Activity
Please filter the entries and return only the lines that include "Queries".

Material provided
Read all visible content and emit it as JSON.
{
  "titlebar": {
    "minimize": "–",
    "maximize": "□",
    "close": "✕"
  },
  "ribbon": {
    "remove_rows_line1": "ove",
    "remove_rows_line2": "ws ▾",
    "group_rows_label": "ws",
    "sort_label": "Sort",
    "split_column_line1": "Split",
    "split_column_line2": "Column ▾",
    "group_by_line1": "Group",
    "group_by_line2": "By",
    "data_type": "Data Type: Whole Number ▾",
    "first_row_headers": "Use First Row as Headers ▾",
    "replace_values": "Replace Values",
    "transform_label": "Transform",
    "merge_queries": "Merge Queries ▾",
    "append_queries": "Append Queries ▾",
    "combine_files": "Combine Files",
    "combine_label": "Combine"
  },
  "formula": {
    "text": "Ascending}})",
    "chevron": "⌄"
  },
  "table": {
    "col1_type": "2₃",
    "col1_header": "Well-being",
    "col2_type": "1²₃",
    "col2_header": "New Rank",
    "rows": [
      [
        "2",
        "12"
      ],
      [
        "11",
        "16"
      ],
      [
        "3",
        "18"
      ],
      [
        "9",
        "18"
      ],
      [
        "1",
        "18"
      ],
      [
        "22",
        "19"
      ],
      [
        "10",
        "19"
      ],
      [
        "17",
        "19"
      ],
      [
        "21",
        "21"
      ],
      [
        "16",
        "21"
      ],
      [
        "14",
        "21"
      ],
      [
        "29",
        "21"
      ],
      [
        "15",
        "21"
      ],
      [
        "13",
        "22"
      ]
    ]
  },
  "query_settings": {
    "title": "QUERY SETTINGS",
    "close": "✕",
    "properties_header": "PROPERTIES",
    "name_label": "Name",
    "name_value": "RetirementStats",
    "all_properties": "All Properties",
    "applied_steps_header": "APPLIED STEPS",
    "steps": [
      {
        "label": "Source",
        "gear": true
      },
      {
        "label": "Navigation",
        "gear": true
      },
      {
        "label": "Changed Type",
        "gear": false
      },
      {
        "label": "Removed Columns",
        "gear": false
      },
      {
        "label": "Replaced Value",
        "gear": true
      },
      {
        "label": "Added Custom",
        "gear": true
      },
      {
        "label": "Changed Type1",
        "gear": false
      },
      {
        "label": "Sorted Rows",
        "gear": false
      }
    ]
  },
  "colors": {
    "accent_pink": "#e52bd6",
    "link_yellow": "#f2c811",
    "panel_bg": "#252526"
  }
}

Response
    "merge_queries": "Merge Queries ▾",
    "append_queries": "Append Queries ▾",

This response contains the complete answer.